What follows is Botta’s thoughtful analysis of why electric cars may not be “bringing the quiet” any time soon. More importantly, if concern about vehicle noise is more than a marketing ploy, manufacturers should look at Botta’s suggestions on how they can “substantially reduce vehicle noise pollution” right now in both electric vehicles and in internal combustion engine cars by simply phasing out audible alarms and signals.
Click the first link above to read Botta’s entire piece. It is well worth your time.
and her team conducted a study using “millions of hours of acoustic recordings and sophisticated models to measure human-caused noise in protected areas,” focusing on “human sources of noise in natural environments, such as sounds from aircraft, highways or industrial sources.” The study found that “noise pollution doubled sound energy in many U.S. protected areas, and that noise was encroaching into the furthest reaches of remote areas.”.” Buxton
What are the consequences of these findings? Buxton writes that “[h]uman-caused noise in protected areas interferes with visitors’ experience and alters ecological communities,” adding that “noise may scare away carnivores, resulting in inflated numbers of prey species such as deer.” In addition, although plants can’t hear, they too are affected by noise because “noise changes the distribution of birds, which are important pollinators and seed dispersers.”
The news isn’t all bad, however, as Buxton was “encouraged to find that wilderness areas – places that are preserved in their natural state, without roads or other development – were the quietest protected areas, with near-natural sound levels.” Unfortunately, the team also found that 12% of “wilderness areas experienced noise that doubled sound energy.”

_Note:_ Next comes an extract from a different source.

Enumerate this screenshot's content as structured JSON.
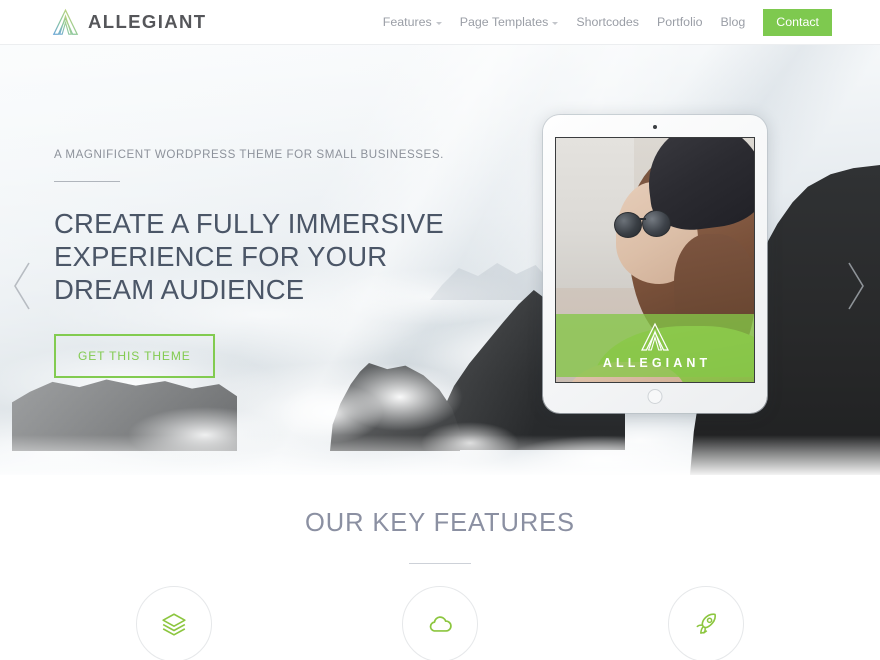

But all is not lost, as thoughtful management of our protected areas can help to reduce the impact of human-caused noise. Buxton concludes her piece by identifying the strategies that can be implemented to do this, including “establishing quiet zones where visitors are encouraged to quietly enjoy protected area surroundings, and confining noise corridors by aligning airplane flight patterns over roads.”
Veronique Greenwood, The Atlantic, writes about the gas compressors in the San Juan Basin of New Mexico and the effect they are having on desert insects. The San Juan Basin is “the nation’s second-largest natural gas field, [where] for miles in every direction, gas compressors are running more or less constantly, filling the desert with their eerie, broadband roar.” When compressors are near people, Greenwood reports, efforts are made to dampen the sound, but not so when the only thing that can hear them are the creatures that live in the desert.
What do the compressors sound like? Greenwood says that they “create a curiously oppressive noise, with both high and low frequencies at very high volume, running 24 hours a day, seven days a week, nearly 52 weeks a year.” Sounds hellish. And apparently desert insects agree, as ecologists have discovered that many insect groups are disturbed by the compressors “and by high decibel levels of noise in general.” How disturbed? Although some insects groups showed no change, “[t]here were 24-percent fewer grasshoppers in compressor plots, 52-percent fewer froghoppers, and a whopping 95-percent fewer cave, camel, and spider crickets.”
The long-term effects aren’t exactly known–one researcher noted that the study was “is just the very tip of the iceberg”–but as insects avoid the sound of man-made noise, their altered behavior will likely affect the bats and birds that eat them.
Click the link above to read the entire piece.